-------- SUPPLIED MATERIAL

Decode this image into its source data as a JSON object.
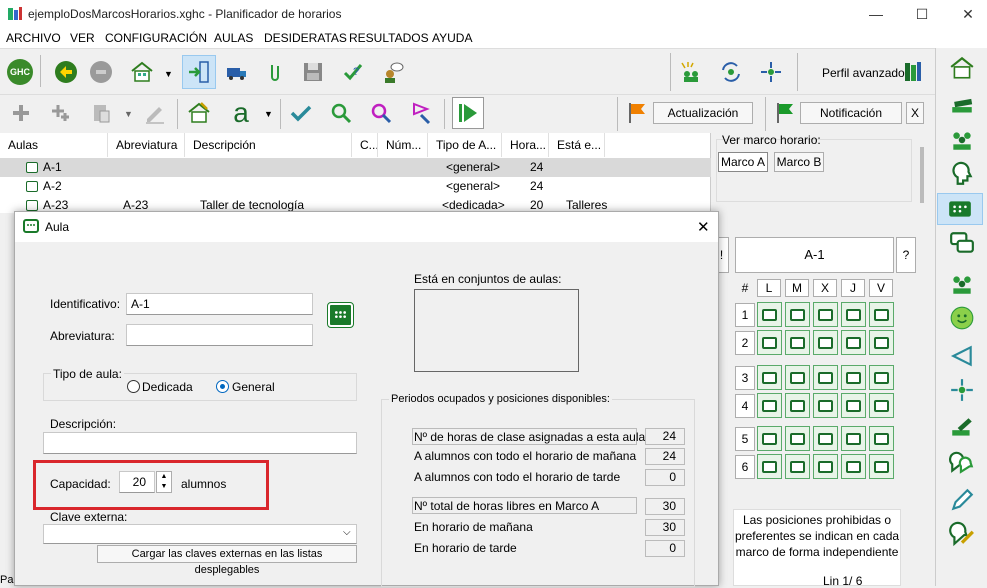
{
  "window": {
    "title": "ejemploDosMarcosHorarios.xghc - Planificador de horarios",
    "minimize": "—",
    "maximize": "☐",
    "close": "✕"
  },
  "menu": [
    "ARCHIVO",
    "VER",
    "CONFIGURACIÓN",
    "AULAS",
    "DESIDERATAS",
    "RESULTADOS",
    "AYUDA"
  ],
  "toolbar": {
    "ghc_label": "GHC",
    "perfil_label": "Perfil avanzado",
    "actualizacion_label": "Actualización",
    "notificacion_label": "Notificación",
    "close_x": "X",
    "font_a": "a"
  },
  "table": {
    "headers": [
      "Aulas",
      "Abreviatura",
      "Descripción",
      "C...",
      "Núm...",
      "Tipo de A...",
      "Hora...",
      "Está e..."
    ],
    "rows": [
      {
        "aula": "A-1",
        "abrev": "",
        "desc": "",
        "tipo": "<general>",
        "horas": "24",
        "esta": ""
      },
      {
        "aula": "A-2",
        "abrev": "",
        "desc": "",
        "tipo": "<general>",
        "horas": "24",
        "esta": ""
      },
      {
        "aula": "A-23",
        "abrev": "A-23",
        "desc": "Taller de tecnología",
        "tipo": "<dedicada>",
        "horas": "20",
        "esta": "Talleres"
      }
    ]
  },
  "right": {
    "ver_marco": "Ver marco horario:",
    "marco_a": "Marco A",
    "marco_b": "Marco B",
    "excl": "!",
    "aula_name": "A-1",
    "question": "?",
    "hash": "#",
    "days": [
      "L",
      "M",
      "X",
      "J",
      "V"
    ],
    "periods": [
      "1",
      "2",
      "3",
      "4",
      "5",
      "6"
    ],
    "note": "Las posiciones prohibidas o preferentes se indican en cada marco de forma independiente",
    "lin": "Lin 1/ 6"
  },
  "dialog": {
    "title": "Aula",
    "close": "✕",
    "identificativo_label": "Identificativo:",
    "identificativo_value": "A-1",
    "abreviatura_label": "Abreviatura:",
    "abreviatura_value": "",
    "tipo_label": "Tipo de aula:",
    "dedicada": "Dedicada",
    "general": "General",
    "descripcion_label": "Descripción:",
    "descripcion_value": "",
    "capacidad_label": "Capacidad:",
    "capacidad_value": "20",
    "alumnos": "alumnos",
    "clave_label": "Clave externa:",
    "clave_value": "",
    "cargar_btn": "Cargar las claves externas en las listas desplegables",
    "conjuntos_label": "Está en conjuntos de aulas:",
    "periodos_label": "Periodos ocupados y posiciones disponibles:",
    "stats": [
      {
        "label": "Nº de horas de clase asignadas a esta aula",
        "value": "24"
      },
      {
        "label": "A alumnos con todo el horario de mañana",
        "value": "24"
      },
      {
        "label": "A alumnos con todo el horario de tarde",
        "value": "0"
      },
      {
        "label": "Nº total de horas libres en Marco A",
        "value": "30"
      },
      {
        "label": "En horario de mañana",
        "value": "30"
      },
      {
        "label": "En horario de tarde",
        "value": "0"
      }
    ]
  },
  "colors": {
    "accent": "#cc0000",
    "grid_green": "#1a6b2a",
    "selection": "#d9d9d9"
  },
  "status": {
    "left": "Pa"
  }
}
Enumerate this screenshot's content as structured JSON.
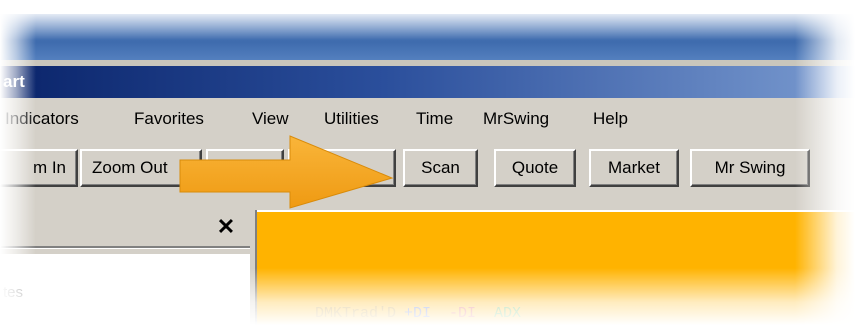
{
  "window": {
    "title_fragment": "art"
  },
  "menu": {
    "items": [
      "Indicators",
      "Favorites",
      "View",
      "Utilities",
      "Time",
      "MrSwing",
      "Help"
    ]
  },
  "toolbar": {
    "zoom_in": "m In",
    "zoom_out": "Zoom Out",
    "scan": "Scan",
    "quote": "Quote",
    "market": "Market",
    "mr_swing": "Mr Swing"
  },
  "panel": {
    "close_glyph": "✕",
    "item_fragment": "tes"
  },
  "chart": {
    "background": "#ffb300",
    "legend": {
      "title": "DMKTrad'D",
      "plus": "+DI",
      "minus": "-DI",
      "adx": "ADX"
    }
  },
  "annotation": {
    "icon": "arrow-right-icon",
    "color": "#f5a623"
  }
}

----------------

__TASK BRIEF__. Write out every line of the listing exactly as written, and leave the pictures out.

__FINISHED TASK__.
Decode this image into its source data as a JSON object.
{
  "window": {
    "title": "ejemploDosMarcosHorarios.xghc - Planificador de horarios",
    "minimize": "—",
    "maximize": "☐",
    "close": "✕"
  },
  "menu": [
    "ARCHIVO",
    "VER",
    "CONFIGURACIÓN",
    "AULAS",
    "DESIDERATAS",
    "RESULTADOS",
    "AYUDA"
  ],
  "toolbar": {
    "ghc_label": "GHC",
    "perfil_label": "Perfil avanzado",
    "actualizacion_label": "Actualización",
    "notificacion_label": "Notificación",
    "close_x": "X",
    "font_a": "a"
  },
  "table": {
    "headers": [
      "Aulas",
      "Abreviatura",
      "Descripción",
      "C...",
      "Núm...",
      "Tipo de A...",
      "Hora...",
      "Está e..."
    ],
    "rows": [
      {
        "aula": "A-1",
        "abrev": "",
        "desc": "",
        "tipo": "<general>",
        "horas": "24",
        "esta": ""
      },
      {
        "aula": "A-2",
        "abrev": "",
        "desc": "",
        "tipo": "<general>",
        "horas": "24",
        "esta": ""
      },
      {
        "aula": "A-23",
        "abrev": "A-23",
        "desc": "Taller de tecnología",
        "tipo": "<dedicada>",
        "horas": "20",
        "esta": "Talleres"
      }
    ]
  },
  "right": {
    "ver_marco": "Ver marco horario:",
    "marco_a": "Marco A",
    "marco_b": "Marco B",
    "excl": "!",
    "aula_name": "A-1",
    "question": "?",
    "hash": "#",
    "days": [
      "L",
      "M",
      "X",
      "J",
      "V"
    ],
    "periods": [
      "1",
      "2",
      "3",
      "4",
      "5",
      "6"
    ],
    "note": "Las posiciones prohibidas o preferentes se indican en cada marco de forma independiente",
    "lin": "Lin 1/ 6"
  },
  "dialog": {
    "title": "Aula",
    "close": "✕",
    "identificativo_label": "Identificativo:",
    "identificativo_value": "A-1",
    "abreviatura_label": "Abreviatura:",
    "abreviatura_value": "",
    "tipo_label": "Tipo de aula:",
    "dedicada": "Dedicada",
    "general": "General",
    "descripcion_label": "Descripción:",
    "descripcion_value": "",
    "capacidad_label": "Capacidad:",
    "capacidad_value": "20",
    "alumnos": "alumnos",
    "clave_label": "Clave externa:",
    "clave_value": "",
    "cargar_btn": "Cargar las claves externas en las listas desplegables",
    "conjuntos_label": "Está en conjuntos de aulas:",
    "periodos_label": "Periodos ocupados y posiciones disponibles:",
    "stats": [
      {
        "label": "Nº de horas de clase asignadas a esta aula",
        "value": "24"
      },
      {
        "label": "A alumnos con todo el horario de mañana",
        "value": "24"
      },
      {
        "label": "A alumnos con todo el horario de tarde",
        "value": "0"
      },
      {
        "label": "Nº total de horas libres en Marco A",
        "value": "30"
      },
      {
        "label": "En horario de mañana",
        "value": "30"
      },
      {
        "label": "En horario de tarde",
        "value": "0"
      }
    ]
  },
  "colors": {
    "accent": "#cc0000",
    "grid_green": "#1a6b2a",
    "selection": "#d9d9d9"
  },
  "status": {
    "left": "Pa"
  }
}
Enumerate this screenshot's content as structured JSON.
{
  "window": {
    "title_fragment": "art"
  },
  "menu": {
    "items": [
      "Indicators",
      "Favorites",
      "View",
      "Utilities",
      "Time",
      "MrSwing",
      "Help"
    ]
  },
  "toolbar": {
    "zoom_in": "m In",
    "zoom_out": "Zoom Out",
    "scan": "Scan",
    "quote": "Quote",
    "market": "Market",
    "mr_swing": "Mr Swing"
  },
  "panel": {
    "close_glyph": "✕",
    "item_fragment": "tes"
  },
  "chart": {
    "background": "#ffb300",
    "legend": {
      "title": "DMKTrad'D",
      "plus": "+DI",
      "minus": "-DI",
      "adx": "ADX"
    }
  },
  "annotation": {
    "icon": "arrow-right-icon",
    "color": "#f5a623"
  }
}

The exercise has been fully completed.